What's next for the materials that make gas turbine engines?
Next time you’re on a plane, flying off somewhere exotic; spare a thought for the engine. Jet engines have the formidable task of keeping a 300,000 kg aeroplane in the air, at speeds up to 600mph and enduring temperatures hot enough to melt lead. Environmental focus means that these engines need to achieve these feats at greater and greater efficiencies. To achieve this, the weight of the engine must be reduced, and the performance of the materials under high temperatures must be increased, all without jeopardising the safety of the plane. The European aviation industry has been set the challenge of achieving the following goals by 2050 (the so called ACARE Flight path 2050 regulations – compared against a baseline set for the year 2000):
New technology goals to achieve by 2050*
- 75% reduction in CO2 per passenger kilometre
- 90% reduction in NOx emissions, and
- 65% reduction in noise
The ‘specific fuel consumption’ (SFC) gives a measure of the rate of fuel use divided by the output thrust, or power, produced by an engine. It is this value that needs to be reduced to meet environmental and fuel burn challenges to remain competitive within the aero engine market. The aerospace industry currently accounts for around 2% of man-made CO2 emissions, however, this is expected to increase as the demand for air travel rises. As a result, materials engineers are challenged with developing new and improved materials to help achieve these design goals.
Where in the engine?
The turbine section, which is situated at the rear of the engine, offers significant options for increasing efficiency. The turbine assembly contains rotating discs and blades, which experience very harsh temperature conditions.
With these components rotating hundreds of times per second and withstanding loads equivalent to that of hanging an averaged size car off each blade, it is clear that the strength of the material to be employed cannot be compromised. Currently a group of metals know as nickel based superalloys are used in service, contributing to the most advanced civil engines to date. Nickel based superalloys are composed of nickel, mixed with solid solution strengthening elements and further strengthened through a form of heat treatment called precipitation hardening.
The low pressure turbine (LPT) region offers the chance to achieve significant weight savings as the aerofoils increase in size towards the final stages of the turbine as the gas flow is exhausted. This section of the engine operates in excess of 700°C; therefore any replacement material must not compromise this performance. Alternative classes of material are under constant review for use within the LPT section.
To operate in this extreme environment, newly developed materials must display the potential for achieving weight loss and maintaining strength at increased temperatures. A class of materials known as intermetallics have long been considered as a potential material for the next generation of gas turbine applications. Intermetallics are a unique class of material; this is due to their atomic structure being what’s known as ‘ordered’. It is this distinctive ordering of the crystal lattice that generates some of the unique properties seen within intermetallics. An intermetallic known as gamma titanium aluminide (TiAl) has generated interest within the aerospace industry for a considerable length of time.
TiAl’s low density offers valuable weight saving which would result in an impressive reduction in overall engine mass as well as the potential for an increase in temperature performance.

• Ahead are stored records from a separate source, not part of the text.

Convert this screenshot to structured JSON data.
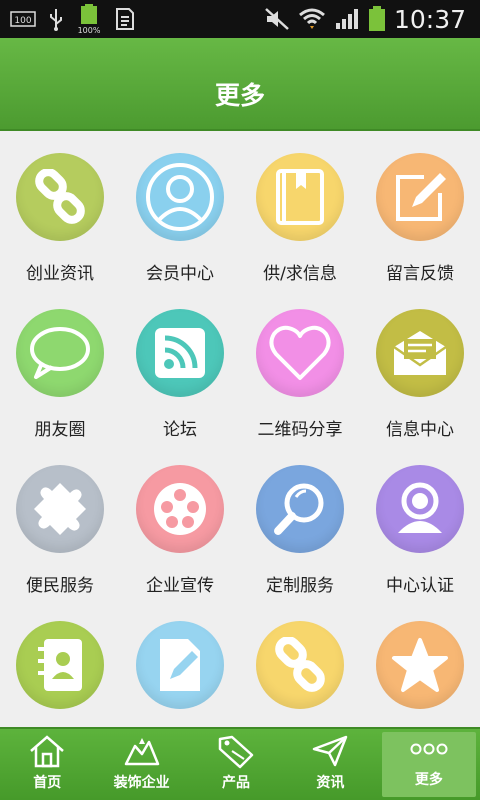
{
  "status_bar": {
    "time": "10:37",
    "battery_percent": "100%",
    "icons": [
      "screenshot-100-icon",
      "usb-icon",
      "battery-full-icon",
      "sim-icon",
      "mute-icon",
      "wifi-icon",
      "signal-icon",
      "battery-icon"
    ]
  },
  "header": {
    "title": "更多"
  },
  "grid": {
    "items": [
      {
        "label": "创业资讯",
        "icon": "link-icon",
        "color": "#b5cc5e"
      },
      {
        "label": "会员中心",
        "icon": "member-icon",
        "color": "#8ad0ee"
      },
      {
        "label": "供/求信息",
        "icon": "book-icon",
        "color": "#f7d66c"
      },
      {
        "label": "留言反馈",
        "icon": "edit-icon",
        "color": "#f7b774"
      },
      {
        "label": "朋友圈",
        "icon": "chat-icon",
        "color": "#8ed86f"
      },
      {
        "label": "论坛",
        "icon": "rss-icon",
        "color": "#4dc7b9"
      },
      {
        "label": "二维码分享",
        "icon": "heart-icon",
        "color": "#f28fe6"
      },
      {
        "label": "信息中心",
        "icon": "mail-icon",
        "color": "#c2bd45"
      },
      {
        "label": "便民服务",
        "icon": "puzzle-icon",
        "color": "#b7bfc9"
      },
      {
        "label": "企业宣传",
        "icon": "film-icon",
        "color": "#f69aa2"
      },
      {
        "label": "定制服务",
        "icon": "search-icon",
        "color": "#7aa6de"
      },
      {
        "label": "中心认证",
        "icon": "user-icon",
        "color": "#a98ae6"
      },
      {
        "label": "",
        "icon": "contacts-icon",
        "color": "#a9cd52"
      },
      {
        "label": "",
        "icon": "document-icon",
        "color": "#97d4f0"
      },
      {
        "label": "",
        "icon": "link-icon",
        "color": "#f7d66c"
      },
      {
        "label": "",
        "icon": "star-icon",
        "color": "#f7b774"
      }
    ]
  },
  "tabbar": {
    "tabs": [
      {
        "label": "首页",
        "icon": "home-icon",
        "active": false
      },
      {
        "label": "装饰企业",
        "icon": "company-icon",
        "active": false
      },
      {
        "label": "产品",
        "icon": "sale-tag-icon",
        "active": false
      },
      {
        "label": "资讯",
        "icon": "paper-plane-icon",
        "active": false
      },
      {
        "label": "更多",
        "icon": "more-dots-icon",
        "active": true
      }
    ]
  }
}
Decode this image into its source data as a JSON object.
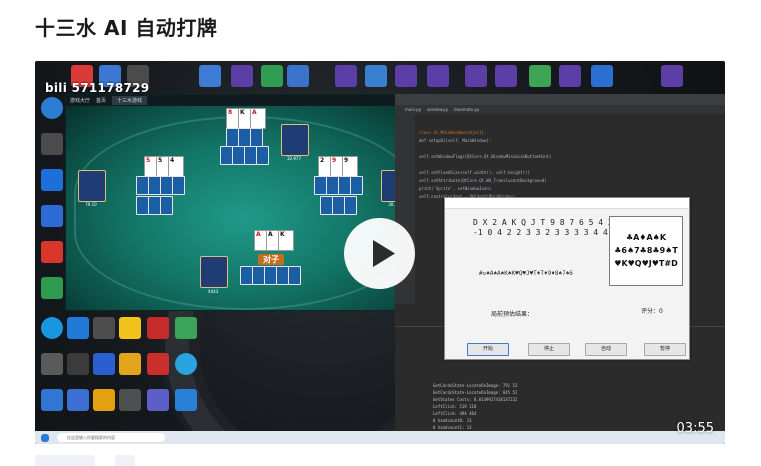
{
  "page": {
    "title": "十三水 AI 自动打牌"
  },
  "video": {
    "watermark": "bili 571178729",
    "duration": "03:55",
    "play_label": "play"
  },
  "game_window": {
    "tabs": [
      "游戏大厅",
      "首页",
      "十三水游戏"
    ],
    "center_player_name": "对子",
    "player_scores": [
      "32.977",
      "79.10",
      "30.11",
      "X443"
    ]
  },
  "ide": {
    "tabs": [
      "main.py",
      "window.py",
      "bluemate.py"
    ],
    "code_lines": [
      "class Ui_MainWindow(object):",
      "    def setupUi(self, MainWindow):",
      "        self.setWindowFlags(QtCore.Qt.WindowMinimizeButtonHint)",
      "        self.setFixedSize(self.width(), self.height())",
      "        self.setAttribute(QtCore.Qt.WA_TranslucentBackground)",
      "        print('Sprite', setWindowIcon)",
      "        self.centralwidget = QWidget(MainWindow)"
    ],
    "console_lines": [
      "GetCardsState-LocateOnImage: 791 52",
      "GetCardsState-LocateOnImage: 845 52",
      "GetStates Costs: 0.0149927418137232",
      "LeftClick: 519 110",
      "LeftClick: 494 464",
      "0 handcount0: 13",
      "0 handcount1: 13"
    ]
  },
  "dialog": {
    "line1": "D X 2 A K Q J T 9 8 7 6 5 4 3",
    "line2": "-1 0  4 2 2 3 3 2 3 3 3 3 4 4 4",
    "hand": "#◇♠A♠A♠K♠K♥Q♥J♥T♦T♦9♦8♠7♠6",
    "result_label": "局前预估结果：",
    "score_label": "评分：0",
    "box_lines": [
      "♣A♦A♠K",
      "♣6♠7♣8♣9♠T",
      "♥K♥Q♥J♥T#D"
    ],
    "buttons": [
      "开始",
      "停止",
      "自动",
      "暂停"
    ]
  },
  "taskbar": {
    "search_placeholder": "在这里输入你要搜索的内容"
  },
  "colors": {
    "table_green": "#137667",
    "ide_bg": "#2b2b2b",
    "accent_blue": "#3b7bd1"
  }
}
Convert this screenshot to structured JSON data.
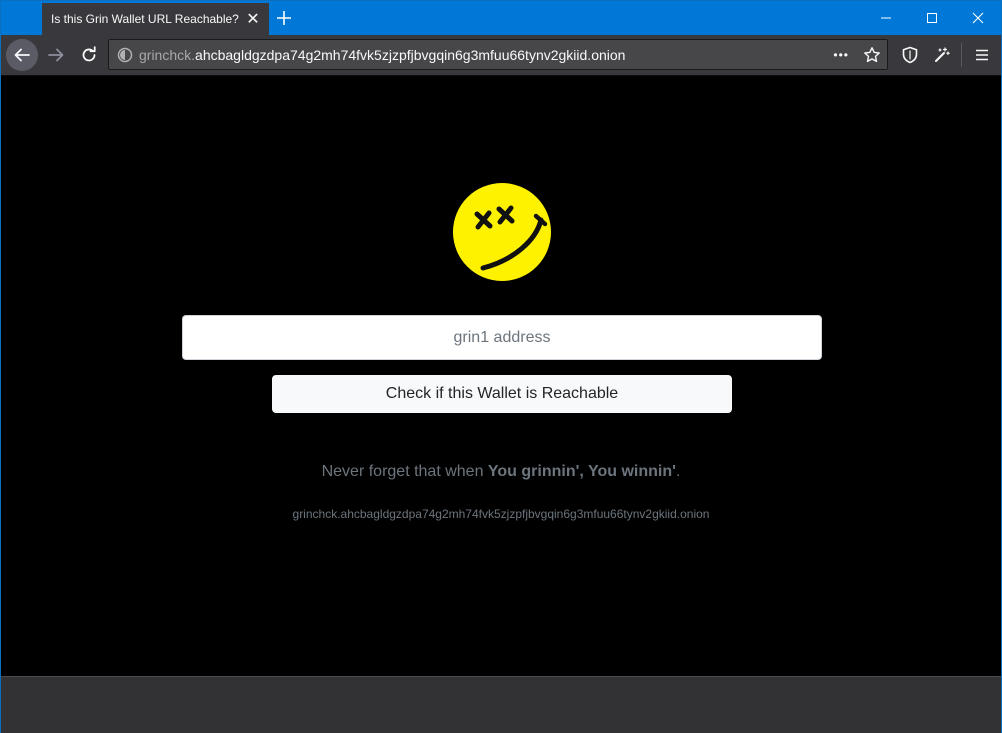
{
  "window": {
    "tab_title": "Is this Grin Wallet URL Reachable?",
    "tab_close": "✕",
    "new_tab": "+"
  },
  "navbar": {
    "url_prefix": "grinchck.",
    "url_main": "ahcbagldgzdpa74g2mh74fvk5zjzpfjbvgqin6g3mfuu66tynv2gkiid.onion",
    "page_actions": "•••"
  },
  "page": {
    "address_placeholder": "grin1 address",
    "check_button_label": "Check if this Wallet is Reachable",
    "tagline_before": "Never forget that when ",
    "tagline_bold": "You grinnin', You winnin'",
    "tagline_after": ".",
    "onion_address": "grinchck.ahcbagldgzdpa74g2mh74fvk5zjzpfjbvgqin6g3mfuu66tynv2gkiid.onion"
  },
  "colors": {
    "titlebar": "#0078d7",
    "toolbar": "#38383d",
    "logo_yellow": "#fff200",
    "muted_text": "#6c757d"
  }
}
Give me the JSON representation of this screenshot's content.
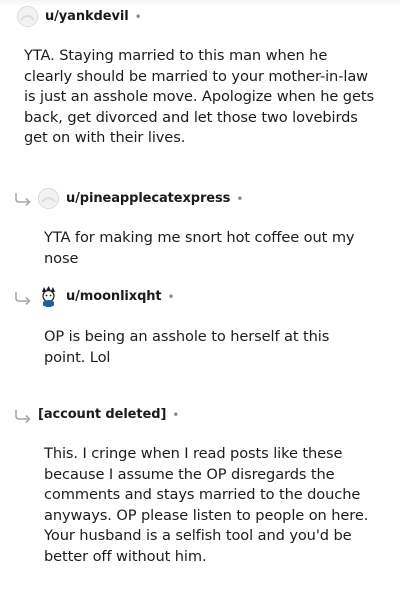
{
  "comments": [
    {
      "username": "u/yankdevil",
      "separator": "•",
      "avatar_icon": "default-avatar-icon",
      "body": "YTA. Staying married to this man when he clearly should be married to your mother-in-law is just an asshole move. Apologize when he gets back, get divorced and let those two lovebirds get on with their lives."
    },
    {
      "username": "u/pineapplecatexpress",
      "separator": "•",
      "avatar_icon": "default-avatar-icon",
      "reply_icon": "reply-arrow-icon",
      "body": "YTA for making me snort hot coffee out my nose"
    },
    {
      "username": "u/moonlixqht",
      "separator": "•",
      "avatar_icon": "custom-avatar-icon",
      "reply_icon": "reply-arrow-icon",
      "body": "OP is being an asshole to herself at this point. Lol"
    },
    {
      "username": "[account deleted]",
      "separator": "•",
      "reply_icon": "reply-arrow-icon",
      "body": "This. I cringe when I read posts like these because I assume the OP disregards the comments and stays married to the douche anyways. OP please listen to people on here. Your husband is a selfish tool and you'd be better off without him."
    }
  ],
  "colors": {
    "text": "#1c1c1c",
    "meta": "#8a8a8a",
    "reply_arrow": "#a8a8a8"
  }
}
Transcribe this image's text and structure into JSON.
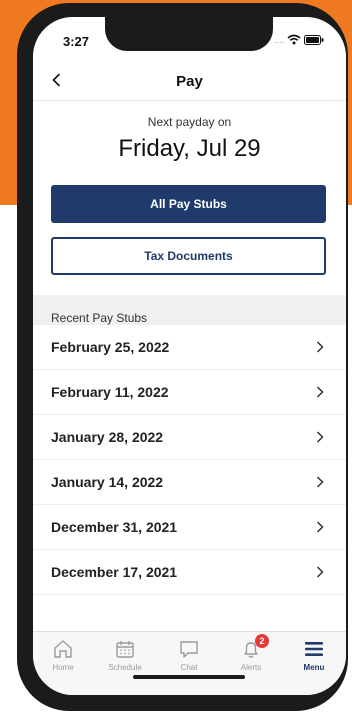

TiAl has a density of approximately 4.0 g/cm³ which would give a potential weight saving of 50% compared to the current nickel superalloys used in the turbine section. TiAl is particularly interesting as its ‘ductility’ is considerably improved at these temperatures of around 700°C compared to room temperature performance. Ductility describes a given materials ability to change shape under loading before breaking. Indeed, materials are often classified as being ductile or brittle.
Intermetallics, and in particular TiAl, have found several applications outside of the aerospace industry, the most common being within car engines as valves and supercharger impellers, which are rotating blades improving the efficiency of an engine. Due to the safety critical nature of the aerospace industry extensive testing and research is required before newly developed materials will be selected for service.
New materials – selection for service
For a new material to be considered for use in service, it is critical to understand its mechanical behaviour. Extensive research has been carried out for a number of years on understanding the mechanical properties of TiAl. When considering turbine components, material properties such as ‘creep’ and ‘fatigue’ must be fully characterised and understood in order to predict the “safe life” over which a component may be used in service. Creep is a mechanism which causes permanent material deformation under high temperature and static loading. Fatigue refers to the damage caused due to a repeatedly applied, or cyclic loading regime. A typical LPT component may see up to as many as 20,000 hours in flight at temperatures as high as 700°C before overhaul is required.
Methods must be devised to enable engineers to predict the life of TiAl components before they are used within the engine. Lifing methodologies use mechanical test data generated in the laboratory to predict the number of cycles (or flights) a component should survive before failure could occur. Of course from one component to another there will be variations in material microstructure, surface condition and even in-service damage. Therefore these issues must be considered in any prediction models, allowing conservative lifing approaches to ensure all parts within an aero engine operate safely for their entire service life. Understanding of this nature leads to the safe and reliable engines that are seen powering aircraft today.